▶ _Your assignment_
Determine how many lines in the entries below include "description". The reply should be that number and nothing else.

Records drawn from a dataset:
==*==

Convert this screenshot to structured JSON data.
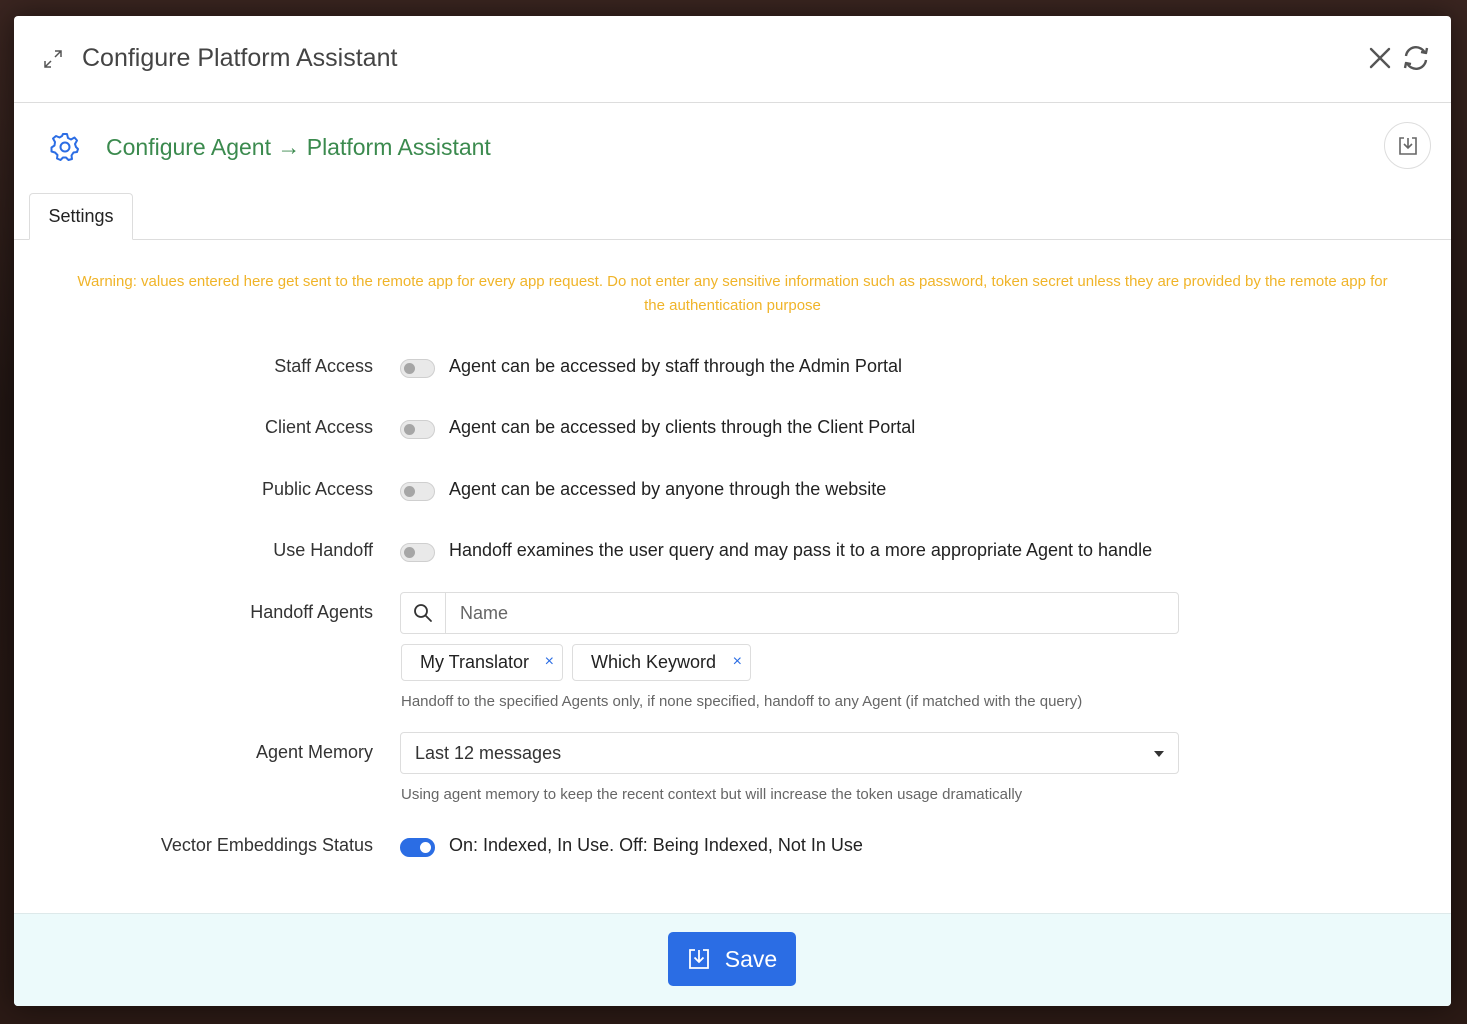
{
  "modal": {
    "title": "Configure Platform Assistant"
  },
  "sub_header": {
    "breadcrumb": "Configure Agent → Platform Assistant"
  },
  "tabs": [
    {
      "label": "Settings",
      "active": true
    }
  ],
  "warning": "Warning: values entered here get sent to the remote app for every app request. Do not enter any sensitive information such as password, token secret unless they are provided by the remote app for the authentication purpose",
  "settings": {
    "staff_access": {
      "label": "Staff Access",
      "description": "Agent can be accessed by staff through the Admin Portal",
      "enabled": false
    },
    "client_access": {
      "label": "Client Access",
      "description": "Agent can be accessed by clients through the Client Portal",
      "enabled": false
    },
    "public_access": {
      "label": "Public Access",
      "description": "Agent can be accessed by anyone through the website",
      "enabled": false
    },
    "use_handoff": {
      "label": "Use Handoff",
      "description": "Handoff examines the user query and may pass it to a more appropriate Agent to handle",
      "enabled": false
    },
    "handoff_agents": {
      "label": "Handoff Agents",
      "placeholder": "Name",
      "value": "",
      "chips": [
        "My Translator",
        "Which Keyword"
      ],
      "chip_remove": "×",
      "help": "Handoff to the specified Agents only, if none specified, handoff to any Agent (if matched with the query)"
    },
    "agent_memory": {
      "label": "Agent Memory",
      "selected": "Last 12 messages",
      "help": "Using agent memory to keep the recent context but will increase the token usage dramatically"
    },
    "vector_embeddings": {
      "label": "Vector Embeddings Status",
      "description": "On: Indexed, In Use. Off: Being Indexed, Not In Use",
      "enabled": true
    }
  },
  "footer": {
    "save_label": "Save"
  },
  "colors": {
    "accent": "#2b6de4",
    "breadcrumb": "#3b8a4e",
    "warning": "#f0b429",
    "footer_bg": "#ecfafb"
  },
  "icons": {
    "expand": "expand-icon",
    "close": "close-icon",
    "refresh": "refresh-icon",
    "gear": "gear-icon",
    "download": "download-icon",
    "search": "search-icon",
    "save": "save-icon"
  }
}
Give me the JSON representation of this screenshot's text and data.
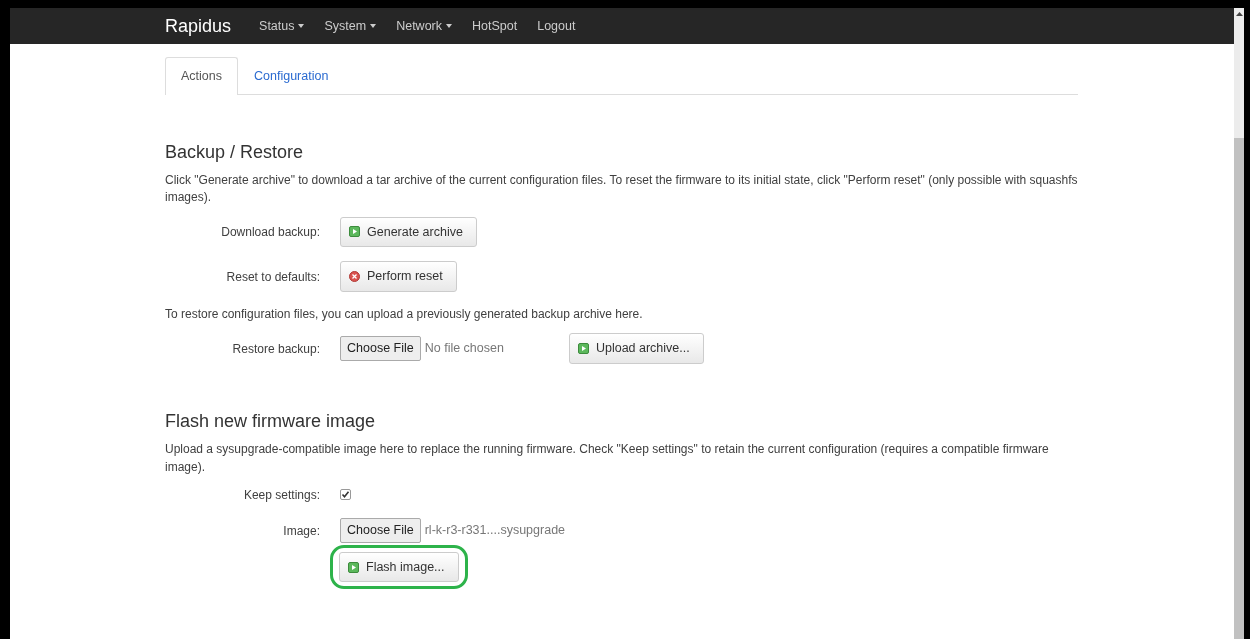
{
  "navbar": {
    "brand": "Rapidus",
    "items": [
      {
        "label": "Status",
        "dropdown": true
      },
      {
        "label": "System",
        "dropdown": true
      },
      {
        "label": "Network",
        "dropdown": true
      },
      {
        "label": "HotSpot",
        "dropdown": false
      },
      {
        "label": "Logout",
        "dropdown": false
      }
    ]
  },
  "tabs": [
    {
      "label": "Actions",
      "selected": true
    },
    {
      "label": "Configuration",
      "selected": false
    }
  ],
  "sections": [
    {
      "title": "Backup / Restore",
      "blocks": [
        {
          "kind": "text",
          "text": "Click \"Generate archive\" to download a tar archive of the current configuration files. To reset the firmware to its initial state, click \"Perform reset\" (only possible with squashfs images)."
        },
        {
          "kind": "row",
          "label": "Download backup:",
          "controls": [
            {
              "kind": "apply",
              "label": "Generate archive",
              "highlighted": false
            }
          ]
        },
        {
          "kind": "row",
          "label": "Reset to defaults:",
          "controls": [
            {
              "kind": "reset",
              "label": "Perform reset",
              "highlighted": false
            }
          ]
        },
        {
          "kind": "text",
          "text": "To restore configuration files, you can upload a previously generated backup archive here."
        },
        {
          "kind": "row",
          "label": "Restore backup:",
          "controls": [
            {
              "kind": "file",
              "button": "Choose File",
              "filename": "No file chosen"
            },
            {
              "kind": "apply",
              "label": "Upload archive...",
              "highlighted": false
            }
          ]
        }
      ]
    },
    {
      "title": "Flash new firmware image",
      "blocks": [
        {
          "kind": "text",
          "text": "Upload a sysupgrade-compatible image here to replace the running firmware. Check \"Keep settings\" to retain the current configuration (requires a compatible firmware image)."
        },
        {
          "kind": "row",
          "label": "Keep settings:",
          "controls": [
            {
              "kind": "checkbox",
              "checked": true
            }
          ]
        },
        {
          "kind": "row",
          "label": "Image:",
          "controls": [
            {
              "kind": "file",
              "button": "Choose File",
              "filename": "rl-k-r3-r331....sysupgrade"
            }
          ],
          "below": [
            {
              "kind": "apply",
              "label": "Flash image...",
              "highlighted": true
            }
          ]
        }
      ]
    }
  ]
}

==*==

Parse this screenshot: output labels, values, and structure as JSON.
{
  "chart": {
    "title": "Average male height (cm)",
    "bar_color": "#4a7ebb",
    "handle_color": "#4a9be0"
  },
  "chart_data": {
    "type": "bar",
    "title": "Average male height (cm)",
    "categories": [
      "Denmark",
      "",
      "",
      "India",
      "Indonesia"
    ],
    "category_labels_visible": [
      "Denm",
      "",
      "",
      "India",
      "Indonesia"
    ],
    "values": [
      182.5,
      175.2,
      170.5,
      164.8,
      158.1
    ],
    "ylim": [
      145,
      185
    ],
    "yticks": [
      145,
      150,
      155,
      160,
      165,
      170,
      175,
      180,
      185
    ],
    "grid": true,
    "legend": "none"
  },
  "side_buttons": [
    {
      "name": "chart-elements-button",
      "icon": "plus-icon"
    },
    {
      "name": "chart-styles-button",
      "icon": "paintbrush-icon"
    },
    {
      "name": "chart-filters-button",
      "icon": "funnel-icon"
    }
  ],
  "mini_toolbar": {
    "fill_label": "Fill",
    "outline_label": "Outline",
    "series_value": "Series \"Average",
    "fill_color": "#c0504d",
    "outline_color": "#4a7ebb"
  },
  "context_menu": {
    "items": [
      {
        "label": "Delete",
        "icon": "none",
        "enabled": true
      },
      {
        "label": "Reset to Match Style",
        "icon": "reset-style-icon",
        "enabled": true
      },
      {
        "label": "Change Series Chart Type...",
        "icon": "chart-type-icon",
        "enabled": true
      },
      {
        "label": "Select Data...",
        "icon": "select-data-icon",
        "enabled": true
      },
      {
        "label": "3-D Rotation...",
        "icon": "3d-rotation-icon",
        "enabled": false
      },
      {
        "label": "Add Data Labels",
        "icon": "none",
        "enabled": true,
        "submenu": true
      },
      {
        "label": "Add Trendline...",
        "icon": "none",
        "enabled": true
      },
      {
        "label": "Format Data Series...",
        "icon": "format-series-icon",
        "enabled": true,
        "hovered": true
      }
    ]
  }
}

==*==

▶ _Task answer_
5